Despite potentially being one of the longest continually populated cities in all of Europe, Cadiz within the last decade has faced a steady decline in population with some neighborhoods seeing decreases of almost ten percent. Ironically the same peculiar geography that made it such an important hub to sea commerce over the centuries, is now playing a role in this loss thanks to the pronounced shortage of land required to develop housing for a larger population. All of which is compounded by the fact that the sandspit the city is built upon is incapable of supporting the foundations required for high-rises to be built, and that many of the existing buildings in the older quarters of Cadiz are ineligible for urban renewal due to their age and historical significance. The height of the city’s skyline as a result has not changed all that much since medieval times. The seventeenth century Tavira Tower for example still commands a panoramic view of Cadiz with only a height of not quite hundred and fifty feet.
Towns and cities surrounding the Bay of Cadiz on the other hand seem to be growing, likely absorbing some of the departing population as improvements to railways and major roads have made commuting to the city a lot easier, such that it’s increasingly becoming a place where people go to work or study rather than live in. However best known around the world for its Carnival, preparations for which occur year round across the city as near constant rehearsals, public demonstrations, and contests are held in the lead up to the festivities, tourists and locals alike still flock to the city. Cadiz is probably most famously known for the satirical groups called chirigotas that perform comical musical pieces across the city, but are not the only performers to be found as quartets take to the streets with songs, and storytellers recite tales in verse upon street corners. During the first two weekends of February when Carnival is held the entire city ends up being turned into an open-air theatre.

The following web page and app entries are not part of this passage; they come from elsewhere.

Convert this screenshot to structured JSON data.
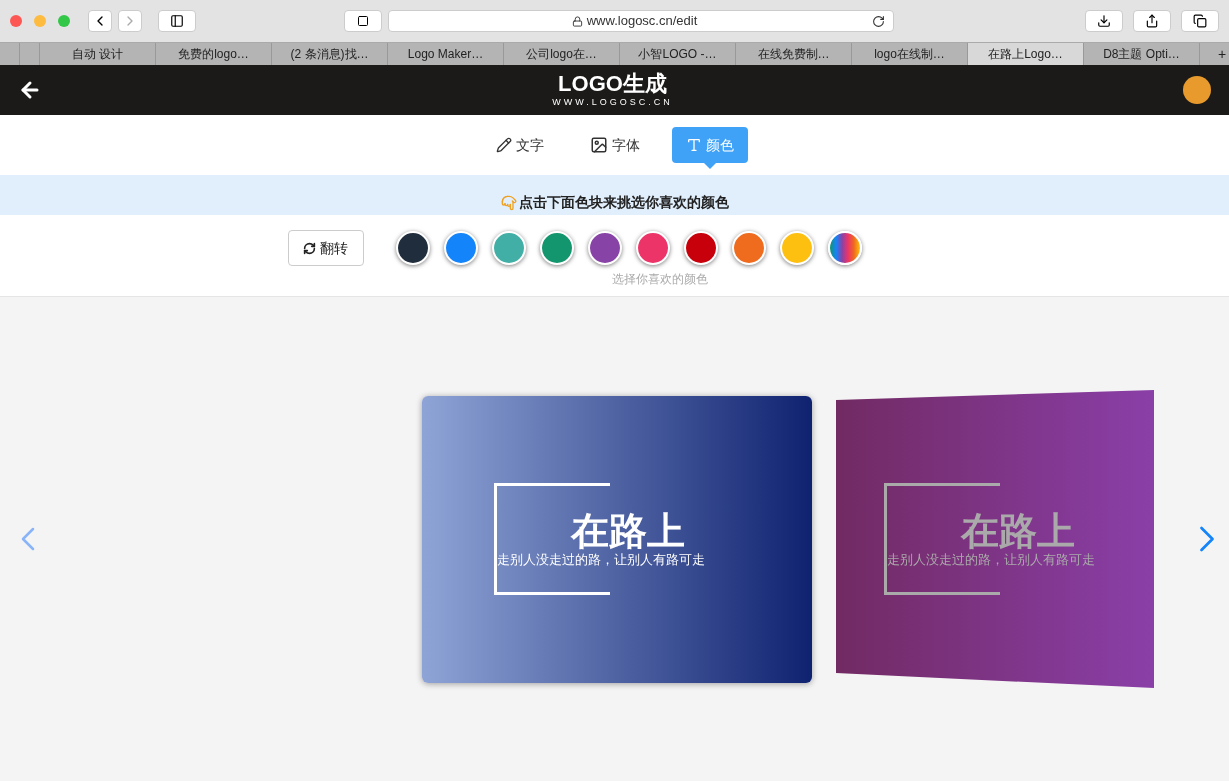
{
  "browser": {
    "url": "www.logosc.cn/edit",
    "tabs": [
      {
        "selected": false
      },
      {
        "selected": false
      },
      {
        "label": "自动 设计",
        "selected": false
      },
      {
        "label": "免费的logo…",
        "selected": false
      },
      {
        "label": "(2 条消息)找…",
        "selected": false
      },
      {
        "label": "Logo Maker…",
        "selected": false
      },
      {
        "label": "公司logo在…",
        "selected": false
      },
      {
        "label": "小智LOGO -…",
        "selected": false
      },
      {
        "label": "在线免费制…",
        "selected": false
      },
      {
        "label": "logo在线制…",
        "selected": false
      },
      {
        "label": "在路上Logo…",
        "selected": true
      },
      {
        "label": "D8主题 Opti…",
        "selected": false
      }
    ],
    "new_tab": "+"
  },
  "header": {
    "logo": "LOGO生成",
    "logo_sub": "WWW.LOGOSC.CN"
  },
  "editor_tabs": [
    {
      "label": "文字",
      "kind": "text",
      "selected": false
    },
    {
      "label": "字体",
      "kind": "font",
      "selected": false
    },
    {
      "label": "颜色",
      "kind": "color",
      "selected": true
    }
  ],
  "hint": "点击下面色块来挑选你喜欢的颜色",
  "flip_button": "翻转",
  "swatches": [
    {
      "kind": "solid",
      "color": "#1f2d3d"
    },
    {
      "kind": "solid",
      "color": "#1484fa"
    },
    {
      "kind": "solid",
      "color": "#41afa5"
    },
    {
      "kind": "solid",
      "color": "#13956e"
    },
    {
      "kind": "solid",
      "color": "#8843a6"
    },
    {
      "kind": "solid",
      "color": "#ec3468"
    },
    {
      "kind": "solid",
      "color": "#c7000b"
    },
    {
      "kind": "solid",
      "color": "#ef6b1d"
    },
    {
      "kind": "solid",
      "color": "#fdc010"
    },
    {
      "kind": "gradient"
    }
  ],
  "swatch_caption": "选择你喜欢的颜色",
  "previews": [
    {
      "selected": true,
      "color": "#0f2270",
      "title": "在路上",
      "slogan": "走别人没走过的路，让别人有路可走"
    },
    {
      "selected": false,
      "color": "#8a3fa8",
      "title": "在路上",
      "slogan": "走别人没走过的路，让别人有路可走"
    }
  ]
}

Carnival might be just the thing to keep Cadiz from entering a true decline.